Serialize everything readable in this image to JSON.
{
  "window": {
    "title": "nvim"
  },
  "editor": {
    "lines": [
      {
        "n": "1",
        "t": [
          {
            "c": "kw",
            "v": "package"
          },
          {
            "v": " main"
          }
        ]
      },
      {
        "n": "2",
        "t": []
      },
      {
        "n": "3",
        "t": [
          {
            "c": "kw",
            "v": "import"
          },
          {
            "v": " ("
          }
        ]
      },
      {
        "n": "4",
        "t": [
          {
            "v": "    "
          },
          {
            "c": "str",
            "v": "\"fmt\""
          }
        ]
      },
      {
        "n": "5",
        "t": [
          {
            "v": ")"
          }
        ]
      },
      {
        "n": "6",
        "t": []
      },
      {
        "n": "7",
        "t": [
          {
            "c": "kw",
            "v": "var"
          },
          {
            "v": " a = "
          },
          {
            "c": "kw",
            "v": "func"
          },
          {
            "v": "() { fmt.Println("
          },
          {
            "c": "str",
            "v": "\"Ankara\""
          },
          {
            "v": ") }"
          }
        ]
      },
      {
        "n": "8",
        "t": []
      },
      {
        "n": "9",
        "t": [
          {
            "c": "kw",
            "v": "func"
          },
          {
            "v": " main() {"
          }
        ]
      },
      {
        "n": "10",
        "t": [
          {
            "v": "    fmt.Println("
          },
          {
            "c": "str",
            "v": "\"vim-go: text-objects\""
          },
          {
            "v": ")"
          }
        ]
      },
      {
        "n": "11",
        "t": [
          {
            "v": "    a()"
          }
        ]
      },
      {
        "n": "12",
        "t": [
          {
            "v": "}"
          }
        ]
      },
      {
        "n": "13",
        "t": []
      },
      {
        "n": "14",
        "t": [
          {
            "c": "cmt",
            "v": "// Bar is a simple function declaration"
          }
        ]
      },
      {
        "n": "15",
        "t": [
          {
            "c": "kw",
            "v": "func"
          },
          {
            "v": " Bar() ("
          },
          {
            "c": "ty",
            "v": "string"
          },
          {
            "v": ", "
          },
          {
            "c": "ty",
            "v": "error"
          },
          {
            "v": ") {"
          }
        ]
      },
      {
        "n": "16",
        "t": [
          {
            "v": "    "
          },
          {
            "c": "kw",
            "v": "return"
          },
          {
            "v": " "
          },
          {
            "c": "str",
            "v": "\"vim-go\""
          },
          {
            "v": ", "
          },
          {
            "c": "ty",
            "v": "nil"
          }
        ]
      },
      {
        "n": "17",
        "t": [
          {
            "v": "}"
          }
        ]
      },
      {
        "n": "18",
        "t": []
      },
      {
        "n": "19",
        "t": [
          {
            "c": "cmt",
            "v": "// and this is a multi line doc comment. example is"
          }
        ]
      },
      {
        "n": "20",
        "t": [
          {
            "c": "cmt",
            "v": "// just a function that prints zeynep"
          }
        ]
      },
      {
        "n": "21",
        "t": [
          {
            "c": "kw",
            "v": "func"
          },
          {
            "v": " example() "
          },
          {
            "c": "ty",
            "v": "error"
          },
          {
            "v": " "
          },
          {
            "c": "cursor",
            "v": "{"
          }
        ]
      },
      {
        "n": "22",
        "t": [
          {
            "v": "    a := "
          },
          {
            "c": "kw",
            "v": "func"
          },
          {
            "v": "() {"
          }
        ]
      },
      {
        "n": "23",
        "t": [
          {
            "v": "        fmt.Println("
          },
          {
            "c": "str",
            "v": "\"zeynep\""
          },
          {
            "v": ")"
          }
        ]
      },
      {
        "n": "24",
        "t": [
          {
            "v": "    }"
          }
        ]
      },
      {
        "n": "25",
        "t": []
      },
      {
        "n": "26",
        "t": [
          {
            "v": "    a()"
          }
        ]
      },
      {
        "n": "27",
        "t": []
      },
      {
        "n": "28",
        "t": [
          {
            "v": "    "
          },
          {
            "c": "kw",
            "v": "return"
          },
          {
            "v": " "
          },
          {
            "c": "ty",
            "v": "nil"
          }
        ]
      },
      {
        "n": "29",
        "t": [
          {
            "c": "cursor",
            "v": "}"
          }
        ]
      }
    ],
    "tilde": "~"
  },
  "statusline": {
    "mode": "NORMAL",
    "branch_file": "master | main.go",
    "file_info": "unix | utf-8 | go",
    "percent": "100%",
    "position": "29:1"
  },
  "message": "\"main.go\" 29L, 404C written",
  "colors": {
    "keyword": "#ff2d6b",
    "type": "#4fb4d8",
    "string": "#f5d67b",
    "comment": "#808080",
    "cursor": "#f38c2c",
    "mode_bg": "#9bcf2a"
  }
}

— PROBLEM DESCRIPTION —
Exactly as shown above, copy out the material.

— OUTPUT FOR THIS EXERCISE —
Serialize everything readable in this image to JSON.
{
  "window": {
    "title": "nvim"
  },
  "editor": {
    "lines": [
      {
        "n": "1",
        "t": [
          {
            "c": "kw",
            "v": "package"
          },
          {
            "v": " main"
          }
        ]
      },
      {
        "n": "2",
        "t": []
      },
      {
        "n": "3",
        "t": [
          {
            "c": "kw",
            "v": "import"
          },
          {
            "v": " ("
          }
        ]
      },
      {
        "n": "4",
        "t": [
          {
            "v": "    "
          },
          {
            "c": "str",
            "v": "\"fmt\""
          }
        ]
      },
      {
        "n": "5",
        "t": [
          {
            "v": ")"
          }
        ]
      },
      {
        "n": "6",
        "t": []
      },
      {
        "n": "7",
        "t": [
          {
            "c": "kw",
            "v": "var"
          },
          {
            "v": " a = "
          },
          {
            "c": "kw",
            "v": "func"
          },
          {
            "v": "() { fmt.Println("
          },
          {
            "c": "str",
            "v": "\"Ankara\""
          },
          {
            "v": ") }"
          }
        ]
      },
      {
        "n": "8",
        "t": []
      },
      {
        "n": "9",
        "t": [
          {
            "c": "kw",
            "v": "func"
          },
          {
            "v": " main() {"
          }
        ]
      },
      {
        "n": "10",
        "t": [
          {
            "v": "    fmt.Println("
          },
          {
            "c": "str",
            "v": "\"vim-go: text-objects\""
          },
          {
            "v": ")"
          }
        ]
      },
      {
        "n": "11",
        "t": [
          {
            "v": "    a()"
          }
        ]
      },
      {
        "n": "12",
        "t": [
          {
            "v": "}"
          }
        ]
      },
      {
        "n": "13",
        "t": []
      },
      {
        "n": "14",
        "t": [
          {
            "c": "cmt",
            "v": "// Bar is a simple function declaration"
          }
        ]
      },
      {
        "n": "15",
        "t": [
          {
            "c": "kw",
            "v": "func"
          },
          {
            "v": " Bar() ("
          },
          {
            "c": "ty",
            "v": "string"
          },
          {
            "v": ", "
          },
          {
            "c": "ty",
            "v": "error"
          },
          {
            "v": ") {"
          }
        ]
      },
      {
        "n": "16",
        "t": [
          {
            "v": "    "
          },
          {
            "c": "kw",
            "v": "return"
          },
          {
            "v": " "
          },
          {
            "c": "str",
            "v": "\"vim-go\""
          },
          {
            "v": ", "
          },
          {
            "c": "ty",
            "v": "nil"
          }
        ]
      },
      {
        "n": "17",
        "t": [
          {
            "v": "}"
          }
        ]
      },
      {
        "n": "18",
        "t": []
      },
      {
        "n": "19",
        "t": [
          {
            "c": "cmt",
            "v": "// and this is a multi line doc comment. example is"
          }
        ]
      },
      {
        "n": "20",
        "t": [
          {
            "c": "cmt",
            "v": "// just a function that prints zeynep"
          }
        ]
      },
      {
        "n": "21",
        "t": [
          {
            "c": "kw",
            "v": "func"
          },
          {
            "v": " example() "
          },
          {
            "c": "ty",
            "v": "error"
          },
          {
            "v": " "
          },
          {
            "c": "cursor",
            "v": "{"
          }
        ]
      },
      {
        "n": "22",
        "t": [
          {
            "v": "    a := "
          },
          {
            "c": "kw",
            "v": "func"
          },
          {
            "v": "() {"
          }
        ]
      },
      {
        "n": "23",
        "t": [
          {
            "v": "        fmt.Println("
          },
          {
            "c": "str",
            "v": "\"zeynep\""
          },
          {
            "v": ")"
          }
        ]
      },
      {
        "n": "24",
        "t": [
          {
            "v": "    }"
          }
        ]
      },
      {
        "n": "25",
        "t": []
      },
      {
        "n": "26",
        "t": [
          {
            "v": "    a()"
          }
        ]
      },
      {
        "n": "27",
        "t": []
      },
      {
        "n": "28",
        "t": [
          {
            "v": "    "
          },
          {
            "c": "kw",
            "v": "return"
          },
          {
            "v": " "
          },
          {
            "c": "ty",
            "v": "nil"
          }
        ]
      },
      {
        "n": "29",
        "t": [
          {
            "c": "cursor",
            "v": "}"
          }
        ]
      }
    ],
    "tilde": "~"
  },
  "statusline": {
    "mode": "NORMAL",
    "branch_file": "master | main.go",
    "file_info": "unix | utf-8 | go",
    "percent": "100%",
    "position": "29:1"
  },
  "message": "\"main.go\" 29L, 404C written",
  "colors": {
    "keyword": "#ff2d6b",
    "type": "#4fb4d8",
    "string": "#f5d67b",
    "comment": "#808080",
    "cursor": "#f38c2c",
    "mode_bg": "#9bcf2a"
  }
}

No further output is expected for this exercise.